PROBLEM STATEMENT =
Which lines below contain "likes"? Copy every one of them.

RECORD EXTRACTS =
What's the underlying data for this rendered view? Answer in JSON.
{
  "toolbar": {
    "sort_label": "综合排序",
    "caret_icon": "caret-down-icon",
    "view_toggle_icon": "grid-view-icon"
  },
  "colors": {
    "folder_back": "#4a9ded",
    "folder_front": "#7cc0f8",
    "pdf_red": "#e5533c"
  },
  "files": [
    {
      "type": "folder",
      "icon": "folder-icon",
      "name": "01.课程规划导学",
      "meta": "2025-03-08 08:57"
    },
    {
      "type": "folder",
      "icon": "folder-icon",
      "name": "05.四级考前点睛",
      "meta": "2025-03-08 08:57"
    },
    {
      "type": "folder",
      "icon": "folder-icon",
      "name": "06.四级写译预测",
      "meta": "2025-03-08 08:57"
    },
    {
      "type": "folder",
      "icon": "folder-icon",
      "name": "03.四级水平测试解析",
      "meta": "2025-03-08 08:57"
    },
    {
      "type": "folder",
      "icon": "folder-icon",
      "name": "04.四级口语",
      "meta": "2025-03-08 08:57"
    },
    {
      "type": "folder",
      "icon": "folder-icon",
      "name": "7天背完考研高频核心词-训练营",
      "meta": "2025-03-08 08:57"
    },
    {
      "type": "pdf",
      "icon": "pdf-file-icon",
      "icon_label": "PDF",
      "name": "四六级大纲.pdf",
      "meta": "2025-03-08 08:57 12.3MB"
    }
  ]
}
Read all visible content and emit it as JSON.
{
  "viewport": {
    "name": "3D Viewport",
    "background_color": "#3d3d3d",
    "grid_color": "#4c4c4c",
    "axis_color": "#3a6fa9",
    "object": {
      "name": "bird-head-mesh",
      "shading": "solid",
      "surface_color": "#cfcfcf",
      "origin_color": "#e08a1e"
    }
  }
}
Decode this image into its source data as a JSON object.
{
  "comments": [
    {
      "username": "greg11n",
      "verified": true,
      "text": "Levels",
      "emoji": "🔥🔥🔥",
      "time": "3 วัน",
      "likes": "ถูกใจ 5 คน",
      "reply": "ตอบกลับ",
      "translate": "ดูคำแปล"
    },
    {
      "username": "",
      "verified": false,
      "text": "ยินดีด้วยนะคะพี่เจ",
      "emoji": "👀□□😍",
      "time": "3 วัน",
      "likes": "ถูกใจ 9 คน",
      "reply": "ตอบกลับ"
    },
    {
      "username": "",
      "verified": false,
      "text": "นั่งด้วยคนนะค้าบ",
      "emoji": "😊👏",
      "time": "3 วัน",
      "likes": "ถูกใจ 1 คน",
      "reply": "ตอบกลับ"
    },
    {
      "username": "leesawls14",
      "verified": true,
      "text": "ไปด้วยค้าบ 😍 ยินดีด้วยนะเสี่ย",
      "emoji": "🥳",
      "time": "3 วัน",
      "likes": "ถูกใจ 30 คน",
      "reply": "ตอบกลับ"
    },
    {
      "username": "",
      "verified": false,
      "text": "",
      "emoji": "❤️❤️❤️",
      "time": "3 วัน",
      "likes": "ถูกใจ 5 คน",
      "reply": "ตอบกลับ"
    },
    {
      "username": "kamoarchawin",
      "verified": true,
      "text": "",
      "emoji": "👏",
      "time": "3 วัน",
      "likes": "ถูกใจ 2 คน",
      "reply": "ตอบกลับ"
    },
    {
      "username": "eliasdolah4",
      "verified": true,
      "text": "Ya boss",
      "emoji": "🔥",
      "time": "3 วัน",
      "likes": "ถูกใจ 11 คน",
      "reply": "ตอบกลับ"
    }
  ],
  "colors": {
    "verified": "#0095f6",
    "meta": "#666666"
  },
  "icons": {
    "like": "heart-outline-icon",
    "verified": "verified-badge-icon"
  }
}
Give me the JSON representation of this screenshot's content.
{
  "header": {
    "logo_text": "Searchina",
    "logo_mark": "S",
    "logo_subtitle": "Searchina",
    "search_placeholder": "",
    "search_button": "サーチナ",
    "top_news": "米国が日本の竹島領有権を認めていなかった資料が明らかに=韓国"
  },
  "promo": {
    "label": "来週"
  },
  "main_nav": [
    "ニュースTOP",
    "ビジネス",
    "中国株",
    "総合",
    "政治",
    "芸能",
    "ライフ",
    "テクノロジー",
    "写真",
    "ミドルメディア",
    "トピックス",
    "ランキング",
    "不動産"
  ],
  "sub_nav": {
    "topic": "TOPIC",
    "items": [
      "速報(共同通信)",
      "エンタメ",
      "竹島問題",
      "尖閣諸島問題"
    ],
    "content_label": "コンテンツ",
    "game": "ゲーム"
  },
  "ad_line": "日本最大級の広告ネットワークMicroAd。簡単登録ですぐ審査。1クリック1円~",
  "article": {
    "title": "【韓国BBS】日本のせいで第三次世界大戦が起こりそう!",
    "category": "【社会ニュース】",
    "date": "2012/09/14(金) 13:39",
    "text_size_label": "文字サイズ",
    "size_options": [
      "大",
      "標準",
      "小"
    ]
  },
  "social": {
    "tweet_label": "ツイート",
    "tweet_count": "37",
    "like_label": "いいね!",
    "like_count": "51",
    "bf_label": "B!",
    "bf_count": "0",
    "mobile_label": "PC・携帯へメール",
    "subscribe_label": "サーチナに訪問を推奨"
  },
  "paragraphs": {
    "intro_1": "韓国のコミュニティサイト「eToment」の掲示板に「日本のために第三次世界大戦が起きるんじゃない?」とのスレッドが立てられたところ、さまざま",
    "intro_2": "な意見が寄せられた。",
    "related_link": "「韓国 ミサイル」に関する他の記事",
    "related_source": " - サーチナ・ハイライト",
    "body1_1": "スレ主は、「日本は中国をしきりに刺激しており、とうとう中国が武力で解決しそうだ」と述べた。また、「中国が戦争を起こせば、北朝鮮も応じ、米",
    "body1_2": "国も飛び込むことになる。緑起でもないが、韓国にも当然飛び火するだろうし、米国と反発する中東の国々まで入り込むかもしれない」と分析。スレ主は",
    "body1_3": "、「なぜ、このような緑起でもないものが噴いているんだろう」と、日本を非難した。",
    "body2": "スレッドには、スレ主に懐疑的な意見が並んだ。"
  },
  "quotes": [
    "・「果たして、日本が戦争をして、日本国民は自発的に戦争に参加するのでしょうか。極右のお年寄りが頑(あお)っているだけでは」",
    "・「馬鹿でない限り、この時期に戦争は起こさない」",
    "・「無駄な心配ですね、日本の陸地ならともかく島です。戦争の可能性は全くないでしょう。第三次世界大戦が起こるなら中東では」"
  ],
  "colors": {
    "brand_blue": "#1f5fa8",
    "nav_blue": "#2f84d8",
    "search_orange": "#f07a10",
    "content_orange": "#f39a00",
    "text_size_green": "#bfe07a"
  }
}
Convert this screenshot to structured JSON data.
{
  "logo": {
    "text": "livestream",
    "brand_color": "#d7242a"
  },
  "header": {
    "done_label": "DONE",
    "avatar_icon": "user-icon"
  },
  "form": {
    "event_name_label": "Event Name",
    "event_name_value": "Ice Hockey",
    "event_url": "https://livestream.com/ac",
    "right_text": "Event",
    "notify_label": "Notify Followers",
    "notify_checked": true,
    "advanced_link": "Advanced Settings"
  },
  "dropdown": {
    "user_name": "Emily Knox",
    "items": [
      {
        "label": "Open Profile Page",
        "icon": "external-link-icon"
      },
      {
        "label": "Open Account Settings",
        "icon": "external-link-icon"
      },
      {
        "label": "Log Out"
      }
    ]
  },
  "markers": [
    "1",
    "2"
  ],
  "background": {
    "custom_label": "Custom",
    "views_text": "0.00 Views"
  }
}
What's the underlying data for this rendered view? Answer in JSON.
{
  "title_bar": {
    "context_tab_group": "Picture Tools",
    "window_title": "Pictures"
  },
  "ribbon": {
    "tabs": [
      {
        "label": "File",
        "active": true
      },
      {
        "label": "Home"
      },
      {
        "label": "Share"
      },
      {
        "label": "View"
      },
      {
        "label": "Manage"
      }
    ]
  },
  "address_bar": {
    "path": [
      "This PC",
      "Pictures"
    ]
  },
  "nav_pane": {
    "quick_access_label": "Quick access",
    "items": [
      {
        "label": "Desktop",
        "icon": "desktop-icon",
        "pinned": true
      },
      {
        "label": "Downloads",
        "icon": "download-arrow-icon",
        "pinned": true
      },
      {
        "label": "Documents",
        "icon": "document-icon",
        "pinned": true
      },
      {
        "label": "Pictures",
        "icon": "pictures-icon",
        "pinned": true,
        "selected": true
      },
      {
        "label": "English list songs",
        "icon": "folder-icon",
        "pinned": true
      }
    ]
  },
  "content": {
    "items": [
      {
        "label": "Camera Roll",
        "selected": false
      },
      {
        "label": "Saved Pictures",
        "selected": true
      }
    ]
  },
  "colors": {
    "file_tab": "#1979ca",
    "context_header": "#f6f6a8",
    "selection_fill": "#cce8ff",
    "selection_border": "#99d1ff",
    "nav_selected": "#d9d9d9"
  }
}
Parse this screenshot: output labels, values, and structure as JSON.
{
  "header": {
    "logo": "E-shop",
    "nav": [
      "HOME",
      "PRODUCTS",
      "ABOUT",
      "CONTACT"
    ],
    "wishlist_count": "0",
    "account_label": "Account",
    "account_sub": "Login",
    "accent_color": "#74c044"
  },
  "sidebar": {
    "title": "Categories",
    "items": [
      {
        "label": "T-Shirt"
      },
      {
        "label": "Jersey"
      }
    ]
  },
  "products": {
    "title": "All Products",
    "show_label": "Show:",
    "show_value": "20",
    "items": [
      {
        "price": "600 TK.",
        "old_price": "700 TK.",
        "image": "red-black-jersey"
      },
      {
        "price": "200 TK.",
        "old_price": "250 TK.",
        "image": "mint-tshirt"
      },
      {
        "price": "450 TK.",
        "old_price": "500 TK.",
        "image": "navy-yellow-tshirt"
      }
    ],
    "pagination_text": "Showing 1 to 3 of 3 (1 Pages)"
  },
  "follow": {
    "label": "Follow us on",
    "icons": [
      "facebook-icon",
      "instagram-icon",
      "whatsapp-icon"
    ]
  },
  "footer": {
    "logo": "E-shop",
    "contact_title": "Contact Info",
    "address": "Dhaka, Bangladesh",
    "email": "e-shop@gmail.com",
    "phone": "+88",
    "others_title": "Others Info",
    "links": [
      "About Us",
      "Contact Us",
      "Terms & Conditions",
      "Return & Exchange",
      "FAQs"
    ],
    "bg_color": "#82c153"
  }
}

SOLVED PROBLEM =
      "likes": "ถูกใจ 5 คน",
      "likes": "ถูกใจ 9 คน",
      "likes": "ถูกใจ 1 คน",
      "likes": "ถูกใจ 30 คน",
      "likes": "ถูกใจ 5 คน",
      "likes": "ถูกใจ 2 คน",
      "likes": "ถูกใจ 11 คน",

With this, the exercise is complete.